Because of his awkwardness in sitting on the cushions placed on the ground and because his pistol butt was poking his hip, Major Allen suddenly took out his Smith & Wesson pistol and placed it on the ground in front of him. Nyertsang’s visage fell immediately; he deflated like an air pillow. Major Allen took out the parchment from his map case and the treaty accepting sovereignty of India was signed by Nyertsang without much ado. Major Khathing signed the treaty on behalf of the Republic of India. As a token of appreciation, a nazrana of Rs 1,000 was paid to Nyertsang.
Major Allen renamed the kingdom the North East Frontier Agency. Major Khathing appointed Allen as a Lieutenant Governor, accountable to the Governor of Assam, to administer the area till the Government of India could send its representative.
Rebuke As Reward
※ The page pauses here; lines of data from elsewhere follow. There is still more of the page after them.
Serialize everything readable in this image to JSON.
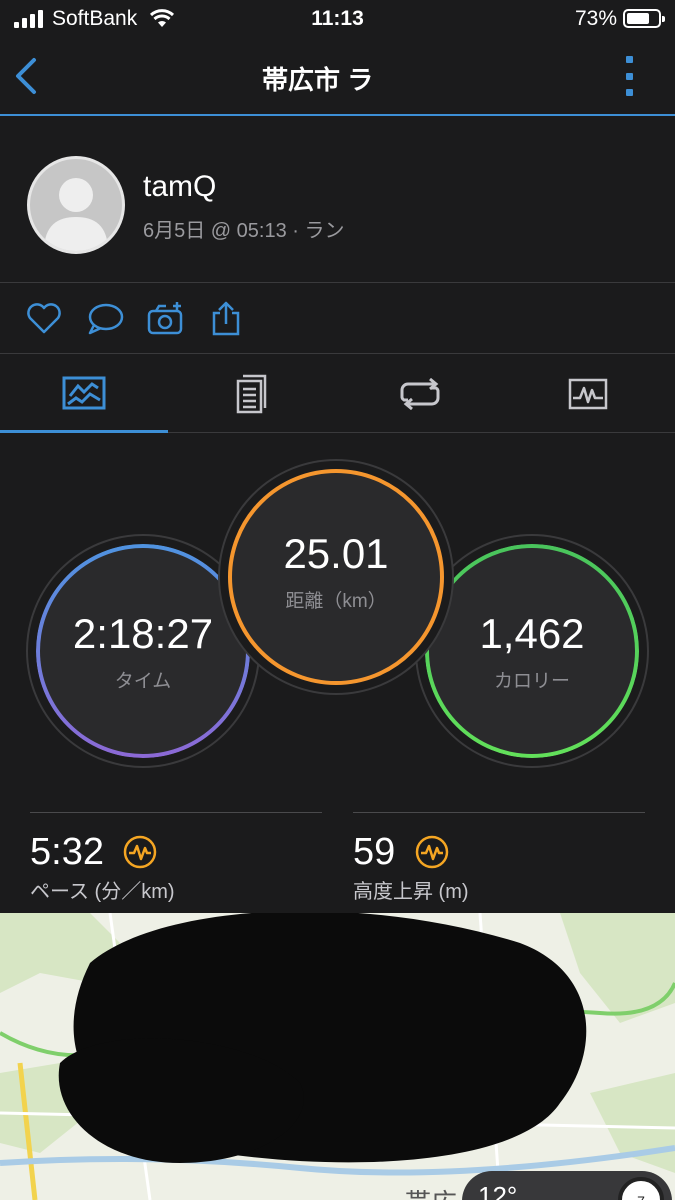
{
  "status_bar": {
    "carrier": "SoftBank",
    "time": "11:13",
    "battery_percent": "73%",
    "battery_level": 0.73
  },
  "nav": {
    "title": "帯広市 ラ"
  },
  "profile": {
    "username": "tamQ",
    "subline": "6月5日 @ 05:13 · ラン"
  },
  "actions": [
    {
      "icon": "heart-icon"
    },
    {
      "icon": "comment-icon"
    },
    {
      "icon": "camera-add-icon"
    },
    {
      "icon": "share-icon"
    }
  ],
  "tabs": [
    {
      "icon": "map-summary-icon",
      "active": true
    },
    {
      "icon": "stats-list-icon",
      "active": false
    },
    {
      "icon": "laps-icon",
      "active": false
    },
    {
      "icon": "charts-icon",
      "active": false
    }
  ],
  "stats": {
    "time": {
      "value": "2:18:27",
      "label": "タイム"
    },
    "distance": {
      "value": "25.01",
      "label": "距離（km）"
    },
    "calories": {
      "value": "1,462",
      "label": "カロリー"
    }
  },
  "metrics": {
    "pace": {
      "value": "5:32",
      "label": "ペース (分／km)"
    },
    "elevation": {
      "value": "59",
      "label": "高度上昇 (m)"
    }
  },
  "map": {
    "place_label": "帯広",
    "weather_temp": "12°",
    "wind_label": "7"
  },
  "colors": {
    "accent": "#3d8fd6",
    "distance_ring": "#f5962e",
    "time_ring_top": "#4f93e0",
    "time_ring_bottom": "#8c69d6",
    "calorie_ring": "#49c45c",
    "metric_icon": "#f5a623"
  }
}
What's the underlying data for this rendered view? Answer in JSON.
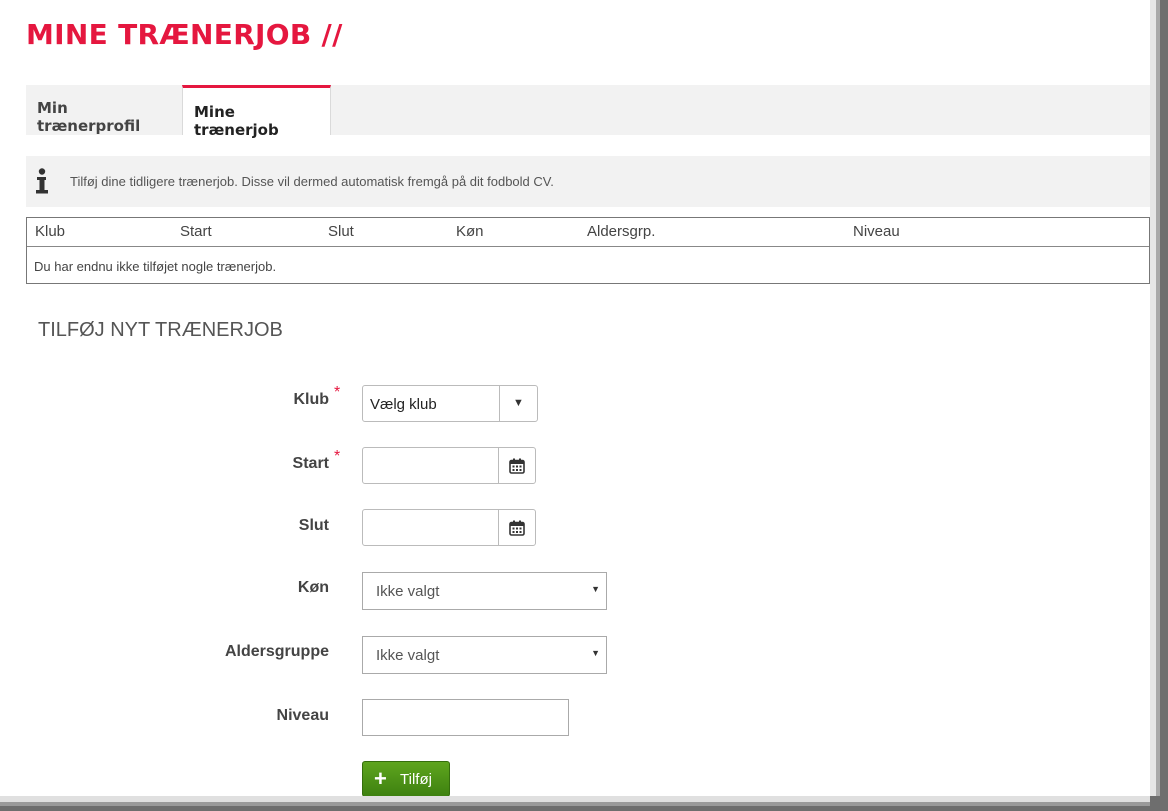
{
  "page": {
    "title": "MINE TRÆNERJOB //"
  },
  "tabs": [
    {
      "label": "Min trænerprofil",
      "active": false
    },
    {
      "label": "Mine trænerjob",
      "active": true
    }
  ],
  "info": {
    "icon": "info-icon",
    "text": "Tilføj dine tidligere trænerjob. Disse vil dermed automatisk fremgå på dit fodbold CV."
  },
  "jobs_table": {
    "columns": [
      "Klub",
      "Start",
      "Slut",
      "Køn",
      "Aldersgrp.",
      "Niveau"
    ],
    "empty_message": "Du har endnu ikke tilføjet nogle trænerjob."
  },
  "form": {
    "section_title": "TILFØJ NYT TRÆNERJOB",
    "required_mark": "*",
    "klub": {
      "label": "Klub",
      "value": "Vælg klub",
      "required": true
    },
    "start": {
      "label": "Start",
      "value": "",
      "required": true
    },
    "slut": {
      "label": "Slut",
      "value": "",
      "required": false
    },
    "kon": {
      "label": "Køn",
      "value": "Ikke valgt"
    },
    "aldersgruppe": {
      "label": "Aldersgruppe",
      "value": "Ikke valgt"
    },
    "niveau": {
      "label": "Niveau",
      "value": ""
    },
    "submit_label": "Tilføj",
    "submit_icon": "plus-icon"
  },
  "colors": {
    "accent": "#e5173f",
    "button_green": "#4a8f16",
    "panel_gray": "#f2f2f2"
  }
}
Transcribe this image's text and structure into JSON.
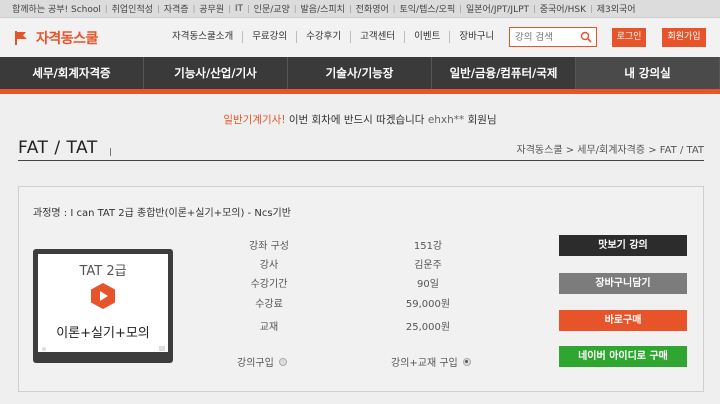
{
  "topbar": {
    "items": [
      "함께하는 공부! ",
      "취업인적성",
      "자격증",
      "공무원",
      "IT",
      "인문/교양",
      "발음/스피치",
      "전화영어",
      "토익/텝스/오픽",
      "일본어/JPT/JLPT",
      "중국어/HSK",
      "제3외국어"
    ],
    "school": "School"
  },
  "header": {
    "logo": "자격동스쿨",
    "gnb": [
      "자격동스쿨소개",
      "무료강의",
      "수강후기",
      "고객센터",
      "이벤트",
      "장바구니"
    ],
    "search_placeholder": "강의 검색",
    "login": "로그인",
    "join": "회원가입"
  },
  "mainnav": [
    "세무/회계자격증",
    "기능사/산업/기사",
    "기술사/기능장",
    "일반/금융/컴퓨터/국제",
    "내 강의실"
  ],
  "banner": {
    "accent": "일반기계기사!",
    "text": " 이번 회차에 반드시 따겠습니다 ",
    "user": "ehxh**",
    "suffix": " 회원님"
  },
  "page": {
    "title": "FAT / TAT",
    "breadcrumb": "자격동스쿨 > 세무/회계자격증 > FAT / TAT"
  },
  "course": {
    "name": "과정명 : I can TAT 2급 종합반(이론+실기+모의) - Ncs기반",
    "thumb_title": "TAT 2급",
    "thumb_sub": "이론+실기+모의",
    "info": [
      {
        "label": "강좌 구성",
        "value": "151강"
      },
      {
        "label": "강사",
        "value": "김운주"
      },
      {
        "label": "수강기간",
        "value": "90일"
      },
      {
        "label": "수강료",
        "value": "59,000원"
      },
      {
        "label": "교재",
        "value": "25,000원"
      }
    ],
    "option_lecture": "강의구입",
    "option_bundle": "강의+교재 구입",
    "buttons": {
      "preview": "맛보기 강의",
      "cart": "장바구니담기",
      "buy": "바로구매",
      "naver": "네이버 아이디로 구매"
    }
  },
  "colors": {
    "accent": "#e8542a",
    "nav": "#3a3a3a",
    "naver": "#2fa62f"
  }
}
Once the expedition was over, Major Khathing had a final task to do — to go back to the Governor and inform him that he had carried out his duty without firing a shot (except for the fireworks to create the ‘Voice of God’). So, he set out downhill to Tezpur with a small retinue, leaving the expeditionary force in charge of Major Allen. The Governor sent a Dakota to pick him up from Tezpur and they flew to Delhi to see Jawaharlal Nehru.
It took Nehru another four years of tough negotiations with Zhou En-Lai to come to terms and sign an eight-year agreement over Tibet and form the first Sino-Indian pact. In April 1954, after the pact, the Government announced its sovereignty over NEFA and appointed an Indian overseer team to replace Major Allen.
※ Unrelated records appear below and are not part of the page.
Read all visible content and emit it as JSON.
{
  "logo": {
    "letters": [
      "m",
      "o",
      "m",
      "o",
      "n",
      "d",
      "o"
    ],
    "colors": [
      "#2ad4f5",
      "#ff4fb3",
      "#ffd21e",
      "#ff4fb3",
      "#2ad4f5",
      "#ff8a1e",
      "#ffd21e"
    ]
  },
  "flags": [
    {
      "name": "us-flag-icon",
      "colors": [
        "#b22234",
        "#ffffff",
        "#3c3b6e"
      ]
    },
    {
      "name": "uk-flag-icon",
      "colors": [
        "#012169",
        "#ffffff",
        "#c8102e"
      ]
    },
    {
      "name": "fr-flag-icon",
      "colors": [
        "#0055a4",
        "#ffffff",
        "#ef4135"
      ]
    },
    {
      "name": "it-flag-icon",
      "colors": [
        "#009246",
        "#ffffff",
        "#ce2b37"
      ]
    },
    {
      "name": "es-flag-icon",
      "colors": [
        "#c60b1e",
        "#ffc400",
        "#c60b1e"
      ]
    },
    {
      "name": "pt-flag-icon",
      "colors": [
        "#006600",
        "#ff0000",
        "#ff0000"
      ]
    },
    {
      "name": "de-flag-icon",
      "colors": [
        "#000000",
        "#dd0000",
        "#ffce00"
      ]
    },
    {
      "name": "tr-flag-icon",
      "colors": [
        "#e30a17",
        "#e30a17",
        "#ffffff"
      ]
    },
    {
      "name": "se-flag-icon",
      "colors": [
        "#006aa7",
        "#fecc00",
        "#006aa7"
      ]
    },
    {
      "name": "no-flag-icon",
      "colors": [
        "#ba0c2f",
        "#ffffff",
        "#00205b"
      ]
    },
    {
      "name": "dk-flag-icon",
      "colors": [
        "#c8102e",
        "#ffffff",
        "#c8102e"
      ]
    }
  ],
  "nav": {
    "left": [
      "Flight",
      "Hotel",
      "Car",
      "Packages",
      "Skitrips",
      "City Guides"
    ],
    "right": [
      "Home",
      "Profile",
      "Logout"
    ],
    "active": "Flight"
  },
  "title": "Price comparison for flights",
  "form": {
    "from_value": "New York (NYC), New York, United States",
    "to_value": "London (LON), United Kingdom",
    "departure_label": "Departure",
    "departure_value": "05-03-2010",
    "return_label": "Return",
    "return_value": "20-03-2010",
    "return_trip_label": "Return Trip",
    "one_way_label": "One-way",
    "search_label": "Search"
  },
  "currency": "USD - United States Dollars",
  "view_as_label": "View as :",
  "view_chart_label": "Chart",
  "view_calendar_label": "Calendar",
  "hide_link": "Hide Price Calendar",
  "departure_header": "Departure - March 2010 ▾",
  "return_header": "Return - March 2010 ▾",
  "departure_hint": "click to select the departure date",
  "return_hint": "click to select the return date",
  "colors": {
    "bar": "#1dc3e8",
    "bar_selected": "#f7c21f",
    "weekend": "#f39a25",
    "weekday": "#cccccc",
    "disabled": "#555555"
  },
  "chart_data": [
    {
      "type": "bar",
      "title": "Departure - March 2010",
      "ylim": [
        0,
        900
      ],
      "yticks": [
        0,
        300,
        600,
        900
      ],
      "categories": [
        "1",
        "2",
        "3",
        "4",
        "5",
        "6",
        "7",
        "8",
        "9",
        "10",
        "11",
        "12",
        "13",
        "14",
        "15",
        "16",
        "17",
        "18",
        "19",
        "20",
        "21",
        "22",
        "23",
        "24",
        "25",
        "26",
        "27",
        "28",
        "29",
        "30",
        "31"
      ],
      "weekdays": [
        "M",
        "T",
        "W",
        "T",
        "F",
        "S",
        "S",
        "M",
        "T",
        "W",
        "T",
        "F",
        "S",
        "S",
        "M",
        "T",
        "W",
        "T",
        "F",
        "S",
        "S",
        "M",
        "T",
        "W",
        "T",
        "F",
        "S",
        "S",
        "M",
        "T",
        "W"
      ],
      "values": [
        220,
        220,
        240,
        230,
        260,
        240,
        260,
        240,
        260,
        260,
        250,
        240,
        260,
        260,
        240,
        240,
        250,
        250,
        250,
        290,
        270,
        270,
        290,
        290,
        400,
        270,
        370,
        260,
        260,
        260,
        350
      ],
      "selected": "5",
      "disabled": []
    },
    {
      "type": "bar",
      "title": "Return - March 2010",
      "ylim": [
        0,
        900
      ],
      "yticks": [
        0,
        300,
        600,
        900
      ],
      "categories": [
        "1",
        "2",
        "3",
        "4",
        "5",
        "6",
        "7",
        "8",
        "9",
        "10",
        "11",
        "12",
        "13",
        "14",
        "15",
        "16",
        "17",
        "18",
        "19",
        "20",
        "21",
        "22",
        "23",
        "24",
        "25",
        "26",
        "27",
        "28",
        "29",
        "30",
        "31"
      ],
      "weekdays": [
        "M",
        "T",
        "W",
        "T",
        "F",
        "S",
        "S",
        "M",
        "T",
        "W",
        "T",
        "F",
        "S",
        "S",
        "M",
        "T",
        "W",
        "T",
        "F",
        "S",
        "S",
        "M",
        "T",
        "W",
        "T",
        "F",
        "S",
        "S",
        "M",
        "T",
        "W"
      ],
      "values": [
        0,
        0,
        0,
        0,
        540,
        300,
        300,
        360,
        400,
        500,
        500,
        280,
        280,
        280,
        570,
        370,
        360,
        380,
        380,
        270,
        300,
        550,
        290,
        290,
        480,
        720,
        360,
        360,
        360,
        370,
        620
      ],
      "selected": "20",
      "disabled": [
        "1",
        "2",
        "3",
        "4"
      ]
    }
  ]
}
The country acknowledges Arunachal Pradesh as an integral part of India. Major Khathing went back to IFAS to serve the Union of India in consolidating its position in the North-East in different capacities and his contributions were also acknowledged with a Padma Shri. The Government, however, is still to de-classify his valorous deeds in Tawang. As for Daulatram, he served as Governor of Assam till 1956 and was thereafter nominated to the Rajya Sabha.
(The writer is a senior journalist and political analyst.)